#### [EXERCISE OBJECTIVE]
Please copy each line from the entries that contains the string "time".

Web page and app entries
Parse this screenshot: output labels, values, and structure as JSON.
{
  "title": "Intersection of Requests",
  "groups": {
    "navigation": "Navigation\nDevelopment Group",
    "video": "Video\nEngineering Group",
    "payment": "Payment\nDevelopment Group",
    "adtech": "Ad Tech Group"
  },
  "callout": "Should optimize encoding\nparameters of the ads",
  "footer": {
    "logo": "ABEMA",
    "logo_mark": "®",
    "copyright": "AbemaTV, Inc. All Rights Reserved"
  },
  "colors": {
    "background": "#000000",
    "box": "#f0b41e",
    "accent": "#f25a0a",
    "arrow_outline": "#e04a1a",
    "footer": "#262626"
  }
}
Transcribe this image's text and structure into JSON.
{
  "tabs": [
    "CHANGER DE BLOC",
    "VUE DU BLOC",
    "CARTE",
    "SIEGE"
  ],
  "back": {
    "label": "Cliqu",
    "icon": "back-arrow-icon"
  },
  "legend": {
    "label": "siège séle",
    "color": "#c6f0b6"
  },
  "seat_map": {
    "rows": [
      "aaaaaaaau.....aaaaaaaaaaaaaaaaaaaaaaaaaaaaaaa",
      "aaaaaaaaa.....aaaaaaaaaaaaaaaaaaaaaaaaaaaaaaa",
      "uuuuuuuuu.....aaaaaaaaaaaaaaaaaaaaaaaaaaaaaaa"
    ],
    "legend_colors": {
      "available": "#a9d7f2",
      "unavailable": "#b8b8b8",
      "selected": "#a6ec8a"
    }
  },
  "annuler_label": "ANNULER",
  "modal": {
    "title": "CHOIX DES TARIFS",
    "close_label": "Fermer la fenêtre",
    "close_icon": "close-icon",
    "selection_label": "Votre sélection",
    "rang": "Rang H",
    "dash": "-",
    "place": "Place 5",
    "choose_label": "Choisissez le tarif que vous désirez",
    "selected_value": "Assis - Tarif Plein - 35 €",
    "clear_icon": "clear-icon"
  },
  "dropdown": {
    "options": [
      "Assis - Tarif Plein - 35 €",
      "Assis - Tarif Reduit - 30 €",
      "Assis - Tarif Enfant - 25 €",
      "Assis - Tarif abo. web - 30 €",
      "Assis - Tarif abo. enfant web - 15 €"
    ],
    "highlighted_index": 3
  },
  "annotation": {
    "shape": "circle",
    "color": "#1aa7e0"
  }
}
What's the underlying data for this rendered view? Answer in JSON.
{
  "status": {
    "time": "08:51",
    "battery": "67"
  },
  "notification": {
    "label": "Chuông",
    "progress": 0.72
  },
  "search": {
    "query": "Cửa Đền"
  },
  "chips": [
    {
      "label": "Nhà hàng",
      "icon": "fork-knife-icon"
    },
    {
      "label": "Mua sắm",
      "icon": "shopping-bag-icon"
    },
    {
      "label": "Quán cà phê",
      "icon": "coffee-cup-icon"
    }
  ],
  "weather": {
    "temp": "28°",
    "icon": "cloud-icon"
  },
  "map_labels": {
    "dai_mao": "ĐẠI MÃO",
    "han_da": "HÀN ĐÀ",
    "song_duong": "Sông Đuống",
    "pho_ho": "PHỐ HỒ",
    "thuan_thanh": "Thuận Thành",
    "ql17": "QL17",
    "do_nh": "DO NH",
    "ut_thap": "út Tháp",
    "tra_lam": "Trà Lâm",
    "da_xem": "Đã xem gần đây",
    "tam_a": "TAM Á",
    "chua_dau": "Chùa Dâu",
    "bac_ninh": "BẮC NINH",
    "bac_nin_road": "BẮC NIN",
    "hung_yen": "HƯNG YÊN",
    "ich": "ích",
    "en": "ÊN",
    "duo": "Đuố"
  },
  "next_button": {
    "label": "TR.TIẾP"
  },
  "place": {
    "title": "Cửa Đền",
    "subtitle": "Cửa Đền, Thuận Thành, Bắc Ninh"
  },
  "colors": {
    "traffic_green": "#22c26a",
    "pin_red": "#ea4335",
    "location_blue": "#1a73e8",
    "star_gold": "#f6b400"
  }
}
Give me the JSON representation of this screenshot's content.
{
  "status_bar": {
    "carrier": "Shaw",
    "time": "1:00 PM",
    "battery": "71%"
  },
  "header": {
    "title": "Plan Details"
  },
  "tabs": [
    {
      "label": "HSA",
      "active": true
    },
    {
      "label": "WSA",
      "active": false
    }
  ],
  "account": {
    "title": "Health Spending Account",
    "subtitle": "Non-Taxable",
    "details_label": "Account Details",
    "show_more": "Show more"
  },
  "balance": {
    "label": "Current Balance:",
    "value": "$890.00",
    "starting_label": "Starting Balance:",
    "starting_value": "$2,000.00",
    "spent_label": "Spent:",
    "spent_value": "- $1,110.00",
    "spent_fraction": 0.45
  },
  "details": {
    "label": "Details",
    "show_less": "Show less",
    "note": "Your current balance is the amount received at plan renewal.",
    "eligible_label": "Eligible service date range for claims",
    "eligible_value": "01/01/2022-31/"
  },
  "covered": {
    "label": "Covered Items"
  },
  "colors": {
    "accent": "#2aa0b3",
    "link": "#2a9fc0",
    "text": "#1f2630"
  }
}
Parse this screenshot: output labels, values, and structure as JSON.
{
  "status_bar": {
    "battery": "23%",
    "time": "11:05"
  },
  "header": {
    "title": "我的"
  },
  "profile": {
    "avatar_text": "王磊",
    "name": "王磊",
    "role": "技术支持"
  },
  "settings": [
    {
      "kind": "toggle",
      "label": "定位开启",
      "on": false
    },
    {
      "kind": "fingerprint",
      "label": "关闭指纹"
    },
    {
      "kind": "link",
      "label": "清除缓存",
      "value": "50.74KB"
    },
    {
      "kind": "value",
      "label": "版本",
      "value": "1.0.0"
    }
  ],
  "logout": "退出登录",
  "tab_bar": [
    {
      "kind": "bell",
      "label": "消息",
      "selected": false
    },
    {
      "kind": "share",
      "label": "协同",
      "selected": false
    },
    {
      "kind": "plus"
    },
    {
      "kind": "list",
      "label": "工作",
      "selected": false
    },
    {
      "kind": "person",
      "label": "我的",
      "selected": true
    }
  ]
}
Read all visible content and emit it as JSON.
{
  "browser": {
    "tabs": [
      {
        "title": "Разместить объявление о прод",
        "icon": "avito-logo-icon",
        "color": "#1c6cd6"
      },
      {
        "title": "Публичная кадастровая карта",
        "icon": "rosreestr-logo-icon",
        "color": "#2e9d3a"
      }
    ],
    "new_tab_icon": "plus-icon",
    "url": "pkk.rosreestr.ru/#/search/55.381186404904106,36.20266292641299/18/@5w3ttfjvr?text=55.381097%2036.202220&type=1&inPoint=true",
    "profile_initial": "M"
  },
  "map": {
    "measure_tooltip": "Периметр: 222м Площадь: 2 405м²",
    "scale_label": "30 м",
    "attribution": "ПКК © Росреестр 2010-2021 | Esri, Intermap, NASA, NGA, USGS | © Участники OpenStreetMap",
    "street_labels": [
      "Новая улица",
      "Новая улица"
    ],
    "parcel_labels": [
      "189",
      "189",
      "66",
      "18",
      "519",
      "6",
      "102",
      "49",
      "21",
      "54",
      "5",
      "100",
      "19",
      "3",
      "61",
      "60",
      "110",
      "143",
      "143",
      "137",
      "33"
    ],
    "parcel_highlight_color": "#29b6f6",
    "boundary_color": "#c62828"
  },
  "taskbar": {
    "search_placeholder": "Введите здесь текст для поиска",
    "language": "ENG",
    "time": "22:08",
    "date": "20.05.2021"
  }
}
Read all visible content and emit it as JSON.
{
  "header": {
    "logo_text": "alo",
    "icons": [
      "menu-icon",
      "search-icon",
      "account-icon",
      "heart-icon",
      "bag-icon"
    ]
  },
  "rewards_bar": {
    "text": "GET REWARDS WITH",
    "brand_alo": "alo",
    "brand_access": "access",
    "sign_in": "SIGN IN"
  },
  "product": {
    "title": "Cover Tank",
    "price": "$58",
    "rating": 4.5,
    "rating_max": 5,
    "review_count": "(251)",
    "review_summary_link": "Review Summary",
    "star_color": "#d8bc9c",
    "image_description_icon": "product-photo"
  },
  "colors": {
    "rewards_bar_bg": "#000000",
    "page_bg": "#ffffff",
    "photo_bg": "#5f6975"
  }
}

#### [TASK RESULT]
    "time": "08:51",
    "time": "1:00 PM",
    "time": "11:05"
    "time": "22:08",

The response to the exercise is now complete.